*Aim of the task*:
Print all the entries exactly.

[Start of Attachment]

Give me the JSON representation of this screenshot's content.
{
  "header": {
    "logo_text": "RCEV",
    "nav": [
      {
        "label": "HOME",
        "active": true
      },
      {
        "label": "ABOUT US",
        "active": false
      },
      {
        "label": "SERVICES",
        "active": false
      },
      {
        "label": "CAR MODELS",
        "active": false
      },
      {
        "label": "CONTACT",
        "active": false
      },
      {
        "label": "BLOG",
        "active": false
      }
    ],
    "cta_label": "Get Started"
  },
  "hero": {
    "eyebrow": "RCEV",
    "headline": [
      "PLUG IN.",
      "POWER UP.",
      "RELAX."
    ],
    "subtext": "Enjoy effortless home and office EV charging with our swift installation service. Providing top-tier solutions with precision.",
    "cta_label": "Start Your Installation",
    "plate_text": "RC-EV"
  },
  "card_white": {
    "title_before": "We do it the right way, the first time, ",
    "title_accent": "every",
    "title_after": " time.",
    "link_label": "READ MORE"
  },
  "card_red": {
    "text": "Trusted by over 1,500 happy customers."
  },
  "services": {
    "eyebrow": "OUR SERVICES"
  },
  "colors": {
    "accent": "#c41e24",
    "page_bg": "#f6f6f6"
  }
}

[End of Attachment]

*Task solution*:
Give me the JSON representation of this screenshot's content.
{
  "header": {
    "logo_text": "RCEV",
    "nav": [
      {
        "label": "HOME",
        "active": true
      },
      {
        "label": "ABOUT US",
        "active": false
      },
      {
        "label": "SERVICES",
        "active": false
      },
      {
        "label": "CAR MODELS",
        "active": false
      },
      {
        "label": "CONTACT",
        "active": false
      },
      {
        "label": "BLOG",
        "active": false
      }
    ],
    "cta_label": "Get Started"
  },
  "hero": {
    "eyebrow": "RCEV",
    "headline": [
      "PLUG IN.",
      "POWER UP.",
      "RELAX."
    ],
    "subtext": "Enjoy effortless home and office EV charging with our swift installation service. Providing top-tier solutions with precision.",
    "cta_label": "Start Your Installation",
    "plate_text": "RC-EV"
  },
  "card_white": {
    "title_before": "We do it the right way, the first time, ",
    "title_accent": "every",
    "title_after": " time.",
    "link_label": "READ MORE"
  },
  "card_red": {
    "text": "Trusted by over 1,500 happy customers."
  },
  "services": {
    "eyebrow": "OUR SERVICES"
  },
  "colors": {
    "accent": "#c41e24",
    "page_bg": "#f6f6f6"
  }
}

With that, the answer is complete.